§ **Exercise**: Would you please copy each line below that includes the string "note"?

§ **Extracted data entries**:
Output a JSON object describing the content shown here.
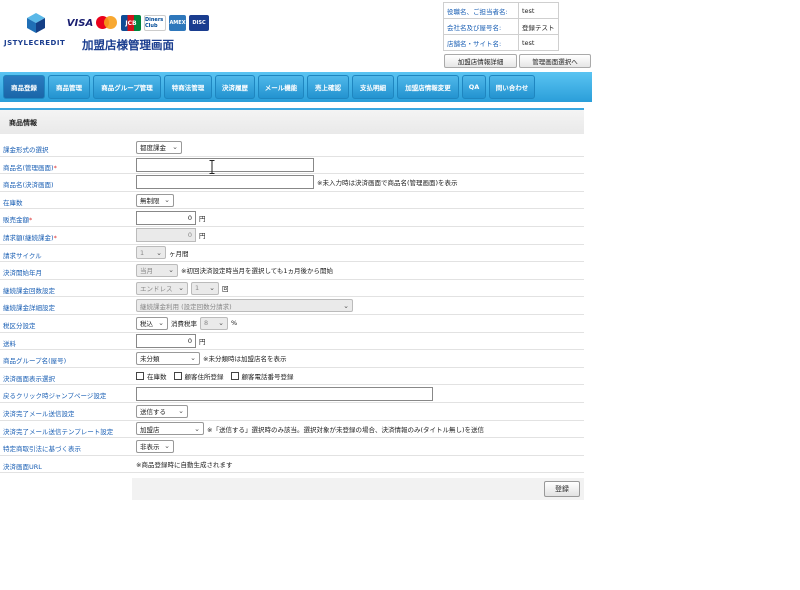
{
  "header": {
    "logo_text": "JSTYLECREDIT",
    "title": "加盟店様管理画面",
    "cards": [
      "VISA",
      "mastercard",
      "JCB",
      "Diners Club",
      "AMERICAN EXPRESS",
      "DISCOVER"
    ],
    "card_labels": {
      "visa": "VISA",
      "jcb": "JCB",
      "diners": "Diners Club",
      "amex": "AMEX",
      "discover": "DISC"
    },
    "info": [
      {
        "label": "役職名、ご担当者名:",
        "value": "test"
      },
      {
        "label": "会社名及び屋号名:",
        "value": "登録テスト"
      },
      {
        "label": "店舗名・サイト名:",
        "value": "test"
      }
    ],
    "buttons": {
      "detail": "加盟店情報詳細",
      "switch": "管理画面選択へ"
    }
  },
  "nav": {
    "items": [
      "商品登録",
      "商品管理",
      "商品グループ管理",
      "特商法管理",
      "決済履歴",
      "メール機能",
      "売上確認",
      "支払明細",
      "加盟店情報変更",
      "QA",
      "問い合わせ"
    ],
    "active_index": 0
  },
  "section": {
    "title": "商品情報"
  },
  "form": {
    "billing_type": {
      "label": "課金形式の選択",
      "value": "都度課金"
    },
    "product_name_admin": {
      "label": "商品名(管理画面)",
      "required": "*",
      "value": ""
    },
    "product_name_checkout": {
      "label": "商品名(決済画面)",
      "value": "",
      "note": "※未入力時は決済画面で商品名(管理画面)を表示"
    },
    "stock": {
      "label": "在庫数",
      "value": "無制限"
    },
    "price": {
      "label": "販売金額",
      "required": "*",
      "value": "0",
      "unit": "円"
    },
    "recurring_amount": {
      "label": "請求額(継続課金)",
      "required": "*",
      "value": "0",
      "unit": "円"
    },
    "billing_cycle": {
      "label": "請求サイクル",
      "value": "1",
      "unit": "ヶ月間"
    },
    "start_month": {
      "label": "決済開始年月",
      "value": "当月",
      "note": "※初回決済設定時当月を選択しても1ヵ月後から開始"
    },
    "recurring_count": {
      "label": "継続課金回数設定",
      "value": "エンドレス",
      "count": "1",
      "unit": "回"
    },
    "recurring_detail": {
      "label": "継続課金詳細設定",
      "value": "継続課金利用 (設定回数分請求)"
    },
    "tax": {
      "label": "税区分設定",
      "value": "税込",
      "rate_label": "消費税率",
      "rate": "8",
      "unit": "%"
    },
    "shipping": {
      "label": "送料",
      "value": "0",
      "unit": "円"
    },
    "group": {
      "label": "商品グループ名(屋号)",
      "value": "未分類",
      "note": "※未分類時は加盟店名を表示"
    },
    "display_options": {
      "label": "決済画面表示選択",
      "options": [
        "在庫数",
        "顧客住所登録",
        "顧客電話番号登録"
      ]
    },
    "back_url": {
      "label": "戻るクリック時ジャンプページ設定",
      "value": ""
    },
    "mail_send": {
      "label": "決済完了メール送信設定",
      "value": "送信する"
    },
    "mail_template": {
      "label": "決済完了メール送信テンプレート設定",
      "value": "加盟店",
      "note": "※「送信する」選択時のみ該当。選択対象が未登録の場合、決済情報のみ(タイトル無し)を送信"
    },
    "tokushoho": {
      "label": "特定商取引法に基づく表示",
      "value": "非表示"
    },
    "checkout_url": {
      "label": "決済画面URL",
      "value": "※商品登録時に自動生成されます"
    },
    "submit": "登録"
  },
  "colors": {
    "accent": "#2a9ed9",
    "label_blue": "#1a5fb4",
    "brand_navy": "#1a3d8f"
  }
}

§ **Written answer**:
      "note": "※未入力時は決済画面で商品名(管理画面)を表示"
      "note": "※初回決済設定時当月を選択しても1ヵ月後から開始"
      "note": "※未分類時は加盟店名を表示"
      "note": "※「送信する」選択時のみ該当。選択対象が未登録の場合、決済情報のみ(タイトル無し)を送信"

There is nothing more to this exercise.